Mitochondria play an important role in numerous cellular processes and their function is maintained through a balance of fusion and fission. Disruptions in mitochondrial maintenance are associated with several pathologies including cancer. In tumor cells from patients with pancreatic cancer that harbor mutations in the KRAS gene, the mitochondria exhibit a short, fragmented phenotype, characteristic of increased fission. The goal of this study is to investigate how the induction of mitochondrial fission downstream of Ras leads to physiological changes in cells that result in tumor growth. The research component of this project proposes to use an in vitro and tissue culture approach to investigate the cellular processes that are regulated upon activation or inhibition of mitochondrial fission in the context of activated Ras in pancreatic cancer. Furthermore, we aim to utilize both a genetic and a pharmacological approach to confirm the specificity of this regulation. We will test the hypothesis that Ras-induced mitochondrial fission causes changes in cell growth and survival (Aim 1), and metabolism and mitophagy (Aim 2) in order to drive tumor growth. Ultimately, this research project sets out to delineate novel therapeutic targets from a critical up-and-coming node of regulation in Ras-driven tumorigenesis. The research project proposed will be carried out in conjunction with a rigorous training plan composed of the following: 1) integrative coursework and interactive training 2) participation in research meetings and seminars 3) participation in scientific conferences 4) professional development and 5) community outreach. The combination of proposed research along with an active training plan will yield meaningful contributions to the field as well as a sound basis on which to excel as a versatile and productive cancer researcher.

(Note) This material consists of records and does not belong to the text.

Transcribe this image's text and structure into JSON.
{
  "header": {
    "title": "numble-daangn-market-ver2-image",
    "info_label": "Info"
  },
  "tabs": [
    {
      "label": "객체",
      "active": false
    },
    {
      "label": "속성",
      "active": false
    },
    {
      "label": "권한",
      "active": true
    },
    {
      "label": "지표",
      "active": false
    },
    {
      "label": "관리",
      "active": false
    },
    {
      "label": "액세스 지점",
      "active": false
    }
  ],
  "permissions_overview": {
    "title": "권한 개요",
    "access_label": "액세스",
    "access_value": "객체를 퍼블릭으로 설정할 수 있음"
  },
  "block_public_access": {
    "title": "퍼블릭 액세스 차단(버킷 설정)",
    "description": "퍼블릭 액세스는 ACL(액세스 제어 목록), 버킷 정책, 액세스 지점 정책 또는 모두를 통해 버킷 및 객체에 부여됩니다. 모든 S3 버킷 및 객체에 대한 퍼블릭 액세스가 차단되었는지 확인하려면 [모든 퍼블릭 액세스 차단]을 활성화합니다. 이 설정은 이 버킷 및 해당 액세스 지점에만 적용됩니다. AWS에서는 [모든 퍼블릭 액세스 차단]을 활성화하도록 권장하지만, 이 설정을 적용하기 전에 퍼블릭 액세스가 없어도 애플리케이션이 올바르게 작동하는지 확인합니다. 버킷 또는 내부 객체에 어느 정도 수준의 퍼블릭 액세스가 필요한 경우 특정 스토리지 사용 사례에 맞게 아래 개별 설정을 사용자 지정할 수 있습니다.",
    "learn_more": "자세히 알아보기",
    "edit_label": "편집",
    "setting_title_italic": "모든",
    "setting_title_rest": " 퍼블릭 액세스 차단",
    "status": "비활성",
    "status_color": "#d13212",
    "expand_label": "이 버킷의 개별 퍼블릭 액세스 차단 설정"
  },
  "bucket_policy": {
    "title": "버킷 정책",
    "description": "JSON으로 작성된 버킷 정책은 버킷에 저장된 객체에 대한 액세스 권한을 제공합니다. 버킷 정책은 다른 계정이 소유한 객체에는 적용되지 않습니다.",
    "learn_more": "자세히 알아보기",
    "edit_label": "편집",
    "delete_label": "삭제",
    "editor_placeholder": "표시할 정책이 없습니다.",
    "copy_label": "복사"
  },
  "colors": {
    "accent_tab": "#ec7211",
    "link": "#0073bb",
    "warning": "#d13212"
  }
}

Public Health Relevance

Mitochondria are highly dynamic, and the fusion and fission of mitochondria represent an increasingly important, but poorly understood node of cellular regulation. Recent studies have shown that defects in the fusion-fission balance have detrimental effects on human health including an involvement in diabetes and cancer. Further, many of the processes regulated by mitochondrial dynamics overlap with those that are induced by oncogenic Ras signaling. We have recently published that activated Ras signals through the MAPK pathway to promote mitochondrial fission. This mitochondrial fission is in turn required for MAPK-driven tumor growth. However, why mitochondrial fission is important for tumor growth remains to be understood. This proposal sets out to determine how mitochondrial fragmentation impacts the physiological processes necessary for tumor growth. If successful, these studies will reveal novel, physiologically-relevant and mechanistic insights into how activation of the Ras-MAPK pathway promotes tumor growth. Furthermore, these studies will elucidate novel regulatory mechanisms of mitochondrial dynamics and potentially provide novel therapeutic targets for the treatment of Ras-driven cancers.

National Institute of Health (NIH)
National Cancer Institute (NCI)
Predoctoral Individual National Research Service Award (F31)
Project #
Application #
Study Section
Special Emphasis Panel (ZRG1)
Program Officer
Mcneil Ford, Nicole
Project Start
Project End
Budget Start
Budget End
Support Year
Fiscal Year
Total Cost
Indirect Cost
University of Virginia
Schools of Medicine
United States
Zip Code
Nascimento, Aldo; Lannigan, Joanne; Kashatus, David (2016) High-throughput detection and quantification of mitochondrial fusion through imaging flow cytometry. Cytometry A 89:708-19